9 years ago

Following Galen Strawson, a partial anatomy of 15 seconds of thought:

Thought #1: “This looks really important. We need to be more aware of the conditions under which interpretive heuristics can misfire!”
Thought #2: “Yes! This guy’s dissertation is entitled ‘Here Be Dragons’. You just *know* he’s cool and irreverent, and therefore likely to have groundbreaking ideas!”
Thought #3: “Oh. Oh, wait…”

(This is of course not to imply that Boudry’s ideas are not groundbreaking.)

9 years ago

You might also be interested in Dan Sperber’s analysis of this phenomenon–which he calls ‘the guru effect’

9 years ago

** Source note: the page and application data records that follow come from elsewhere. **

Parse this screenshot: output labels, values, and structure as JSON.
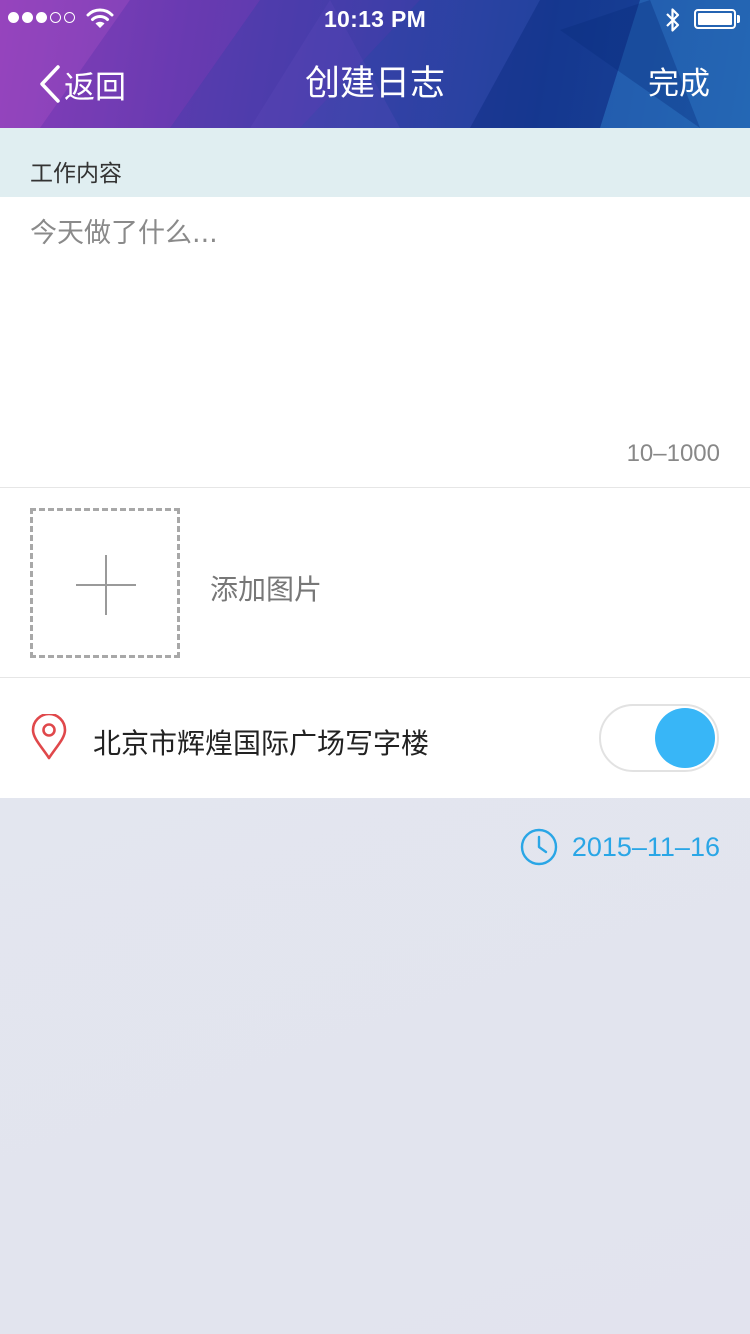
{
  "status_bar": {
    "time": "10:13 PM",
    "signal_full": 3,
    "signal_total": 5
  },
  "nav": {
    "back_label": "返回",
    "title": "创建日志",
    "done_label": "完成"
  },
  "work": {
    "section_label": "工作内容",
    "placeholder": "今天做了什么...",
    "value": "",
    "char_limit": "10–1000"
  },
  "photos": {
    "add_label": "添加图片"
  },
  "location": {
    "text": "北京市辉煌国际广场写字楼",
    "enabled": true
  },
  "date": {
    "value": "2015–11–16"
  },
  "colors": {
    "accent": "#38b6f7",
    "date_text": "#2aa6e6",
    "pin": "#e0484b"
  }
}
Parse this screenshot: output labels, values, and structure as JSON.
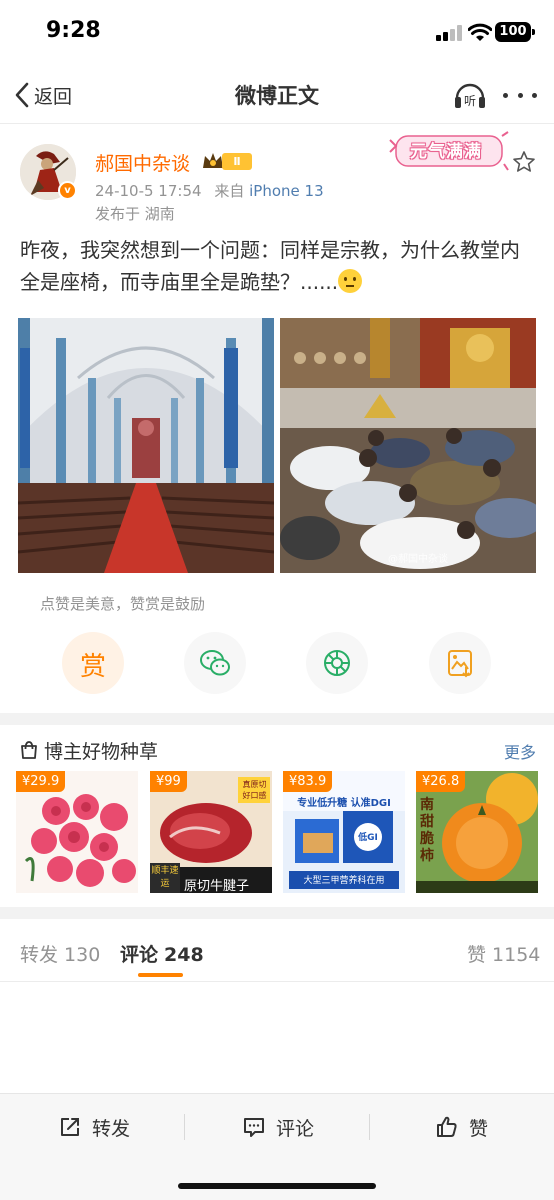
{
  "status_bar": {
    "time": "9:28",
    "battery": "100"
  },
  "nav": {
    "back_label": "返回",
    "title": "微博正文",
    "listen_icon": "listen-icon",
    "more_icon": "more-icon"
  },
  "post": {
    "author": "郝国中杂谈",
    "level": "Ⅱ",
    "date": "24-10-5 17:54",
    "source_prefix": "来自",
    "device": "iPhone 13",
    "location": "发布于 湖南",
    "sticker_text": "元气满满",
    "text": "昨夜，我突然想到一个问题：同样是宗教，为什么教堂内全是座椅，而寺庙里全是跪垫？......",
    "image_watermark": "@郝国中杂谈"
  },
  "reward": {
    "tip": "点赞是美意，赞赏是鼓励",
    "reward_glyph": "赏",
    "icons": [
      "reward-icon",
      "wechat-icon",
      "moments-icon",
      "save-image-icon"
    ]
  },
  "shop": {
    "title": "博主好物种草",
    "more": "更多",
    "products": [
      {
        "price": "¥29.9",
        "caption": ""
      },
      {
        "price": "¥99",
        "caption": "原切牛腱子",
        "tag": "顺丰速运",
        "badge": "真原切 好口感"
      },
      {
        "price": "¥83.9",
        "caption": "大型三甲营养科在用",
        "headline": "专业低升糖 认准DGI",
        "badge": "低GI"
      },
      {
        "price": "¥26.8",
        "caption": "南甜脆柿"
      }
    ]
  },
  "tabs": {
    "repost_label": "转发",
    "repost_count": "130",
    "comment_label": "评论",
    "comment_count": "248",
    "like_label": "赞",
    "like_count": "1154"
  },
  "toolbar": {
    "repost": "转发",
    "comment": "评论",
    "like": "赞"
  },
  "colors": {
    "accent": "#ff8200",
    "link": "#507daf",
    "author": "#ff6a00",
    "muted": "#939393"
  }
}
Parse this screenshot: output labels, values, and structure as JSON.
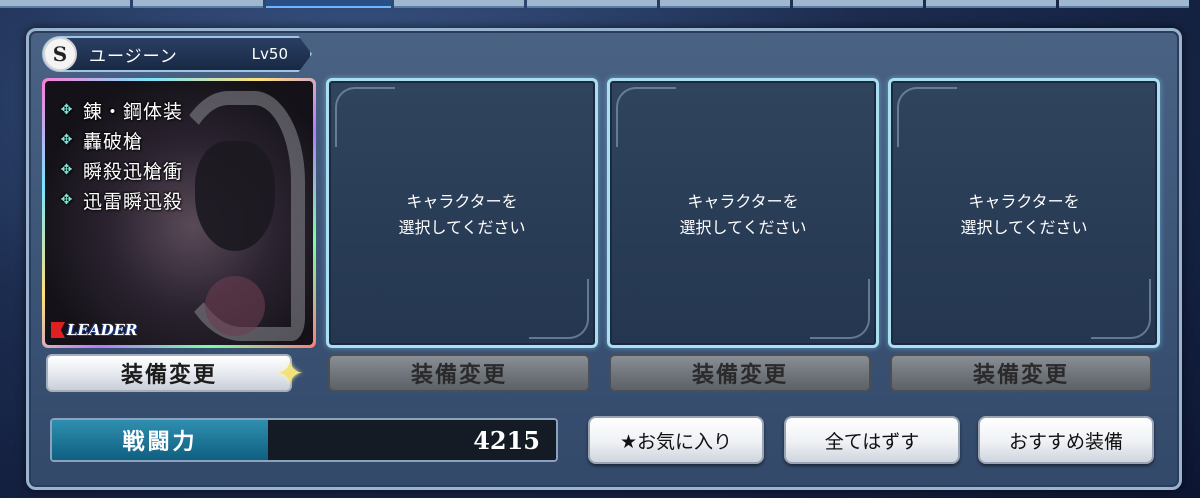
{
  "character": {
    "name": "ユージーン",
    "level": "Lv50",
    "emblem": "S",
    "skills": [
      "錬・鋼体装",
      "轟破槍",
      "瞬殺迅槍衝",
      "迅雷瞬迅殺"
    ],
    "skill_icon": "diamond-cross-icon",
    "leader_label": "LEADER"
  },
  "slots": [
    {
      "prompt": "キャラクターを\n選択してください"
    },
    {
      "prompt": "キャラクターを\n選択してください"
    },
    {
      "prompt": "キャラクターを\n選択してください"
    }
  ],
  "equip_buttons": [
    {
      "label": "装備変更",
      "state": "active"
    },
    {
      "label": "装備変更",
      "state": "disabled"
    },
    {
      "label": "装備変更",
      "state": "disabled"
    },
    {
      "label": "装備変更",
      "state": "disabled"
    }
  ],
  "combat_power": {
    "label": "戦闘力",
    "value": "4215"
  },
  "actions": {
    "favorite": "★お気に入り",
    "remove_all": "全てはずす",
    "recommended": "おすすめ装備"
  },
  "colors": {
    "panel": "#3b5375",
    "slot_border": "#a9dff0",
    "power_label": "#1f7fa0",
    "skill_icon": "#7fe9d8"
  }
}
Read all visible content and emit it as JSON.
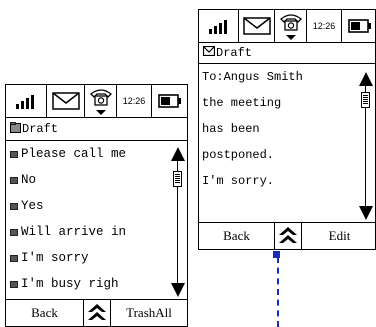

Let’s ignore for now that the history of philosophy in all traditions is filled with complicated and obscure prose (seriously, does anyone think of Kant’s first critique?), also let’s ignore there is no proof that nothing is being said in these sorts of arguments, and furthermore, let’s ignore that the premise of articles like the one linked depends upon believing that large numbers of the author’s peers are either lying or been conned (and this objection mimics the absurdity of conservative denials of global warming). Let’s ignore all of that for now.

Ideas like the Master and the Guru have specific histories. In my introduction to philosophy class, for example, my students read some texts outside of the traditional Western Canon, including Oruka on African sagacity, and Indian philosopher’s Shankara’s The Crest-Jewel of Discrimination. In both cases, we get strong arguments for sages, gurus, and masters. Now, I am not saying I agree with the necessity of sages, gurus, and masters, but I certainly don’t want to begin with the premise that these traditions are not legitimate from the very beginning. It just seems to me that if you take these linked articles seriously, only a very, very small (and mostly Eurocentric) vision of philosophy is seen as legitimate.

9 years ago

Even accepting the pejorative view of the “guru effect”, it’s worth considering that while obscurantism is a useful tool for gurus, it’s not the only form of the GE. In other words, we’re not guaranteed immunity from GE by avoiding obscurantism, nor does all obscurantism serve primarily to produce GE, so excessive avoidance of seeming obscurity may not be justified (especially when it’s always the case that the language of an unfamiliar field appears to be obscurantist).

I’m reminded of how many fundamentalist religious groups in the US have made a cottage industry out of identifying and decrying “cults,” with the effect of reinforcing their own members that they are not themselves cultish or irrational in their beliefs. Aren’t there plenty of “gurus” both inside and outside of philosophy in the pejorative sense who aren’t obscure?

That said, is it even worth attacking Lacan on this point anymore? Who cares about Lacan except a small, marginalized band of true believers? Digging up Sokal again? It’s a 20 year dead horse he’s flogging. What’s really new, interesting, or relevant about this perfectly sensible article?